▸ **DATASET**:
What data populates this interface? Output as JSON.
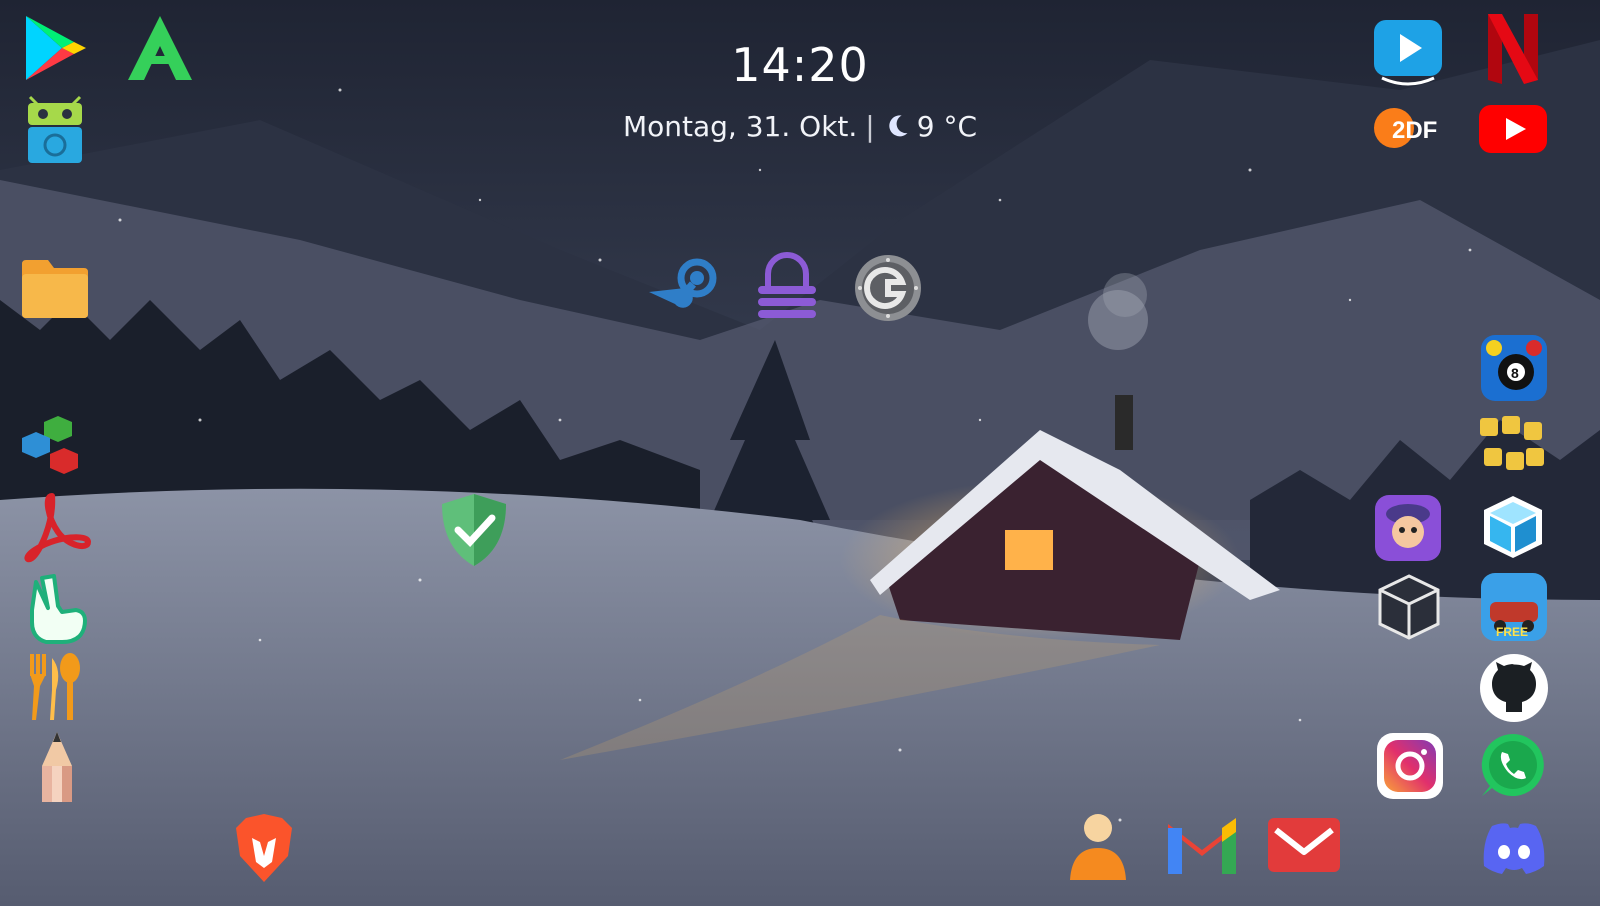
{
  "status": {
    "time": "14:20",
    "date": "Montag, 31. Okt.",
    "separator": "|",
    "temperature": "9 °C",
    "weather_icon": "moon-icon"
  },
  "wallpaper": {
    "scene": "winter-cabin-night",
    "colors": {
      "sky": "#2a3040",
      "snow": "#d8dce6",
      "window_glow": "#ffb24a"
    }
  },
  "apps": [
    {
      "id": "google-play",
      "icon": "play-store-icon"
    },
    {
      "id": "aptoide",
      "icon": "aptoide-icon"
    },
    {
      "id": "android-robot-app",
      "icon": "android-robot-icon"
    },
    {
      "id": "files",
      "icon": "folder-icon"
    },
    {
      "id": "cube-app",
      "icon": "cubes-icon"
    },
    {
      "id": "acrobat",
      "icon": "acrobat-icon"
    },
    {
      "id": "peace-hand",
      "icon": "peace-hand-icon"
    },
    {
      "id": "food",
      "icon": "cutlery-icon"
    },
    {
      "id": "drawing",
      "icon": "pencil-icon"
    },
    {
      "id": "steam",
      "icon": "steam-icon"
    },
    {
      "id": "lock-app",
      "icon": "padlock-icon"
    },
    {
      "id": "authenticator",
      "icon": "authenticator-icon"
    },
    {
      "id": "adguard",
      "icon": "shield-check-icon"
    },
    {
      "id": "brave",
      "icon": "brave-lion-icon"
    },
    {
      "id": "prime-video",
      "icon": "prime-video-icon"
    },
    {
      "id": "netflix",
      "icon": "netflix-icon"
    },
    {
      "id": "zdf",
      "icon": "zdf-icon",
      "label": "2DF"
    },
    {
      "id": "youtube",
      "icon": "youtube-icon"
    },
    {
      "id": "8-ball-pool",
      "icon": "billiards-icon"
    },
    {
      "id": "word-mix",
      "icon": "word-mix-icon"
    },
    {
      "id": "game-character",
      "icon": "game-character-icon"
    },
    {
      "id": "cube-3d",
      "icon": "cube-blue-icon"
    },
    {
      "id": "box-app",
      "icon": "box-outline-icon"
    },
    {
      "id": "racing-game",
      "icon": "racing-game-icon",
      "label": "FREE"
    },
    {
      "id": "github",
      "icon": "github-icon"
    },
    {
      "id": "instagram",
      "icon": "instagram-icon"
    },
    {
      "id": "whatsapp",
      "icon": "whatsapp-icon"
    },
    {
      "id": "contacts",
      "icon": "contacts-icon"
    },
    {
      "id": "gmail",
      "icon": "gmail-icon"
    },
    {
      "id": "mail",
      "icon": "mail-icon"
    },
    {
      "id": "discord",
      "icon": "discord-icon"
    }
  ]
}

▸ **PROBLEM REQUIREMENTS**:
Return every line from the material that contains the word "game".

▸ **SOLUTION TO THE PROBLEM**:
      "id": "game-character",
      "icon": "game-character-icon"
      "id": "racing-game",
      "icon": "racing-game-icon",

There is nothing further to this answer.